Unfortunately, in our modern-Americanized version of Christianity, suffering for the gospel is unfamiliar. The gospel has lost its offense and its power, for to remove the offending truth is to remove the salvation it brings. Therefore, those who are unashamed of the gospel and its truth will suffer because of it.
We can try to equivocate a carefree Christian life in this world, but Scripture makes it evidently clear—all who desire to live a godly life will suffer (2 Tim. 3:12). Yes, it says “all.”
Christians who don’t suffer for the gospel don’t confront the world with the gospel. They are dressed in the world’s version of it, not the one that clothed Jesus.
Jesus was clothed in suffering. As “the founder and perfecter of our faith,” He “suffered the cross” and “despised the shame” (Heb. 12:2). He was shamed outwardly, but unashamed inwardly.
Christians are followers of Christ. We are to “share in suffering for the gospel by the power of God” (2 Timothy 1:8). We are to endure the cross and despise the shame.

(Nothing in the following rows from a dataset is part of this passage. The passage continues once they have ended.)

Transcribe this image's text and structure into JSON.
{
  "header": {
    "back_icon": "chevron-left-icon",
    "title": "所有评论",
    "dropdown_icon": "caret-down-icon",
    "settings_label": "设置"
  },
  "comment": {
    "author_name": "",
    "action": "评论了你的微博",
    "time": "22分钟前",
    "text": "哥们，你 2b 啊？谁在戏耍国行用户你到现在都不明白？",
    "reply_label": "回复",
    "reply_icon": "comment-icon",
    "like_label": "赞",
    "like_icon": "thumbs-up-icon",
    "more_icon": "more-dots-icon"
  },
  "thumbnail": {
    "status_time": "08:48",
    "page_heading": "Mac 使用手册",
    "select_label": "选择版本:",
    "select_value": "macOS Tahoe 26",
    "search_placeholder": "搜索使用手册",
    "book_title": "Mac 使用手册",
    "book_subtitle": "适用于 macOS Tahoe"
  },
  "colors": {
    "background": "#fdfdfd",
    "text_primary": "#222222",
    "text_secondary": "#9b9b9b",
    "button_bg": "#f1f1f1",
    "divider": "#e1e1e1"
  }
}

This is what Jesus meant when He said, “If anyone would come after me, let him deny himself and take up his cross and follow me” (Matt. 16:24). Though figurative, it points to a very literal reality.
Being shamed for the gospel is inseparable from being unashamed of the gospel. The Christ follower will be shamed for the gospel, however that suffering may come, if he is truly unashamed of the gospel.

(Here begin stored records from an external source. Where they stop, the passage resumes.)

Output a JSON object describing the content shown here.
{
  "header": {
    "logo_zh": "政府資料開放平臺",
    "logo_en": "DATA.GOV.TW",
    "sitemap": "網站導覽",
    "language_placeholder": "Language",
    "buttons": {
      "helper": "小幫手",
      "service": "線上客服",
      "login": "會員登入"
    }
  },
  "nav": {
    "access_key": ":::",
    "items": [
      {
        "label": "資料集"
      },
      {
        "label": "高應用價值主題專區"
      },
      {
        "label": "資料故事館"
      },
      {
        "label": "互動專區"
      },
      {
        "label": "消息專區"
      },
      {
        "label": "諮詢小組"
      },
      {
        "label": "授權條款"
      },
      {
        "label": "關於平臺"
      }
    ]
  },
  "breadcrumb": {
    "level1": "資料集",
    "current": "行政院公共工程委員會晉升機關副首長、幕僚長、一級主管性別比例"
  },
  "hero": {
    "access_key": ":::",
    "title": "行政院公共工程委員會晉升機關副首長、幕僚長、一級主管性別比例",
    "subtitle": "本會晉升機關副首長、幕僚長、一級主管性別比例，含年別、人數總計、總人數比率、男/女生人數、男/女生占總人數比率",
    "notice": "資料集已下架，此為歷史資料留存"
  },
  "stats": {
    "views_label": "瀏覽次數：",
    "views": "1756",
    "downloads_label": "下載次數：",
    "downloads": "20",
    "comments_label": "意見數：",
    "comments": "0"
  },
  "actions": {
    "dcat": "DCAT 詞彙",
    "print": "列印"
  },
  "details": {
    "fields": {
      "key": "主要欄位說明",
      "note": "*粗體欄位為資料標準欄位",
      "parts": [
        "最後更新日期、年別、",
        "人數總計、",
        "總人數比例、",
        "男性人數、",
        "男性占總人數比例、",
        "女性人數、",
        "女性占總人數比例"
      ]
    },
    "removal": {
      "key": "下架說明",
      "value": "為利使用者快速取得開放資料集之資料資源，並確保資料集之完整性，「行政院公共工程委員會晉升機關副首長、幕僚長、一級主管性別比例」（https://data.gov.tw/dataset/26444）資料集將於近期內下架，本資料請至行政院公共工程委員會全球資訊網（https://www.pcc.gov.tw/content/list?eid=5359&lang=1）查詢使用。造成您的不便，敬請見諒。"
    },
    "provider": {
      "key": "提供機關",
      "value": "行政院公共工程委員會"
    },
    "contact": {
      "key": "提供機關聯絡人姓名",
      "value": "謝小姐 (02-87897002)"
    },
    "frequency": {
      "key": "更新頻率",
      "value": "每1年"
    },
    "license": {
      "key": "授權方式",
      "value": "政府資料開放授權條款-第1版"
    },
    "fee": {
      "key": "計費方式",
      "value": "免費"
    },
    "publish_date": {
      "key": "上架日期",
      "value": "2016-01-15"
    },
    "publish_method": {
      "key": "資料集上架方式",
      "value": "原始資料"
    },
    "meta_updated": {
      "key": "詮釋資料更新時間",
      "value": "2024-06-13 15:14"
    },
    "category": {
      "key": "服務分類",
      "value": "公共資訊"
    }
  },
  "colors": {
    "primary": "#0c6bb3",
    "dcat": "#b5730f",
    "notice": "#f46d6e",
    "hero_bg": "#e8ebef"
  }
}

Scripture puts it this way, “For to this you have been called, because Christ also suffered for you, leaving you an example, so that you might follow in his steps” (1 Pet. 2:21). The Christ follower must be willing to confront the world at any cost to himself.
Remember that the world hates Jesus and since He is not here to hate, they will hate you instead—that is, if you remind them of Him (Jn. 15:18). Do you remind the world of Jesus? You will know by the shame you despise.
Christian: Be shamed, but be unashamed.